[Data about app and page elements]
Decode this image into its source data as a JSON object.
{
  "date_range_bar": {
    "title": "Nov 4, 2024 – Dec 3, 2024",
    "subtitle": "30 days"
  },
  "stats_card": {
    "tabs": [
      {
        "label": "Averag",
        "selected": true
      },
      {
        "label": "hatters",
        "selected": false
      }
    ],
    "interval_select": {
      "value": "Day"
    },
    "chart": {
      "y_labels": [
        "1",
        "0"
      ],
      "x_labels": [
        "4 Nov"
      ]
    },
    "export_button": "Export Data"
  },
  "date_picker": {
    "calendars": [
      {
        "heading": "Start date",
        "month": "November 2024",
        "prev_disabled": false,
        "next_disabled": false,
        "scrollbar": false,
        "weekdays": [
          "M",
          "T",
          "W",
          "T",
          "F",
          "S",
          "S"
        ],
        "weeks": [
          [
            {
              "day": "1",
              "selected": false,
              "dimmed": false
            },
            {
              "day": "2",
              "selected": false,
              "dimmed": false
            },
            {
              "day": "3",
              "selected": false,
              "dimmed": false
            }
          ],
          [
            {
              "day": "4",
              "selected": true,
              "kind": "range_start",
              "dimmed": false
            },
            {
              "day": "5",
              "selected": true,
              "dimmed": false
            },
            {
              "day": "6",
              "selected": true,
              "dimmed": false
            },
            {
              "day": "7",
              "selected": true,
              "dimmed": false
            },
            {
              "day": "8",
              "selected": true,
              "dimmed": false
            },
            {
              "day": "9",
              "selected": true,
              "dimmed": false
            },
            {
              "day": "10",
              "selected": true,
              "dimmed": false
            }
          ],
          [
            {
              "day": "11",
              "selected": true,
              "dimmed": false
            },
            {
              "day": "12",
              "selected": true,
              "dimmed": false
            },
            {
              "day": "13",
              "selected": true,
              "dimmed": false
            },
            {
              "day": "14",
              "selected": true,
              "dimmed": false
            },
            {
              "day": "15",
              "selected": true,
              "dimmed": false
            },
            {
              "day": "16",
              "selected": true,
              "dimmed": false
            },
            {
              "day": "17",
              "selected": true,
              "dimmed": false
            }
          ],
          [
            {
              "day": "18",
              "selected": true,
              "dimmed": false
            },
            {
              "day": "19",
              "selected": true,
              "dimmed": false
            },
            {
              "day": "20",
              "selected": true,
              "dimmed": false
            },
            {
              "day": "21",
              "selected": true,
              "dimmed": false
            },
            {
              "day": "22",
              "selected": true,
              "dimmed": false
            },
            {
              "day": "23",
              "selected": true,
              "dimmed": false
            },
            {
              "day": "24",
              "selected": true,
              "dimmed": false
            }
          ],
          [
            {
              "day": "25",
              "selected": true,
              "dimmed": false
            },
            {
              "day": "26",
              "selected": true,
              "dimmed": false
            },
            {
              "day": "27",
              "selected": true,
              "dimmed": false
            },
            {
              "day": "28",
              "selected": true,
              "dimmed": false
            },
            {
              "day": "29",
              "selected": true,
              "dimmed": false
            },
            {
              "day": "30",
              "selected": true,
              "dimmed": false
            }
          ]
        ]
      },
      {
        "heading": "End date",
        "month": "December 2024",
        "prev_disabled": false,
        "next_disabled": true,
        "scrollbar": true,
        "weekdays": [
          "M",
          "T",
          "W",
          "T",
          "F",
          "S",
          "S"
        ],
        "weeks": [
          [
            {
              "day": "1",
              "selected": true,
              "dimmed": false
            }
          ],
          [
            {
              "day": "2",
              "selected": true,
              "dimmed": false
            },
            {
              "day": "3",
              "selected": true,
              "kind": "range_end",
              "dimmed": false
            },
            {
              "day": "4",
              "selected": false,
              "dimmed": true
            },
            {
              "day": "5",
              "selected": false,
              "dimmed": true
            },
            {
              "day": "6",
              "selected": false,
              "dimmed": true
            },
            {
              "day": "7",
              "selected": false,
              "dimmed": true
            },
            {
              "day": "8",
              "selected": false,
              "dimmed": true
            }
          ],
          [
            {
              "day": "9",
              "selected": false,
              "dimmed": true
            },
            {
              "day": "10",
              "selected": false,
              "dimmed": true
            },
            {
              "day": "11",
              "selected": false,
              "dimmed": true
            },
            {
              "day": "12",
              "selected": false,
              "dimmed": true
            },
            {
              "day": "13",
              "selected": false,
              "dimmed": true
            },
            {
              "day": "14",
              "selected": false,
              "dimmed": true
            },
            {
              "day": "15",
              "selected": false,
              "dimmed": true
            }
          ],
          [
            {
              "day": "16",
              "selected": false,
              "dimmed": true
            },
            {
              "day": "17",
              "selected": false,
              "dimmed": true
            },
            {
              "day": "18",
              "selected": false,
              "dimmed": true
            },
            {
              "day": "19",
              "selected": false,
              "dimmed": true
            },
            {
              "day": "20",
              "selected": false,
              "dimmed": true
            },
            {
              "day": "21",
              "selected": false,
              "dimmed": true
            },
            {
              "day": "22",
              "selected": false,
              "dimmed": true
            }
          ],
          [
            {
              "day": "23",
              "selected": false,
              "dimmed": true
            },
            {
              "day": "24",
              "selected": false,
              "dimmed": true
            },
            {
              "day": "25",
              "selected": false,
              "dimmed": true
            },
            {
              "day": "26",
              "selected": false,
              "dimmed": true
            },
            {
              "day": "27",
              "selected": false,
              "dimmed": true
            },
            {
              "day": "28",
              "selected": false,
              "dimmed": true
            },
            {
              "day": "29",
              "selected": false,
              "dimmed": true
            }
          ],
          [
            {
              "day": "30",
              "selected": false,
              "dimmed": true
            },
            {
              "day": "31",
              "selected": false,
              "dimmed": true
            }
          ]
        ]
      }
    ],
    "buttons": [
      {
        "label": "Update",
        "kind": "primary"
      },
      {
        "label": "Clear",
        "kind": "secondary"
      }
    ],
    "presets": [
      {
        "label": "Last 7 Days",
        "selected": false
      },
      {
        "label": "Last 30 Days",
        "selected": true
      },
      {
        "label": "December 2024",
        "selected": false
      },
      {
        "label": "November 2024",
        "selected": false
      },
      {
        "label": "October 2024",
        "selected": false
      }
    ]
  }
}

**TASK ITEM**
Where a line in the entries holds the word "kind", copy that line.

**ANSWER SECTION**
              "kind": "range_start",
              "kind": "range_end",
        "kind": "primary"
        "kind": "secondary"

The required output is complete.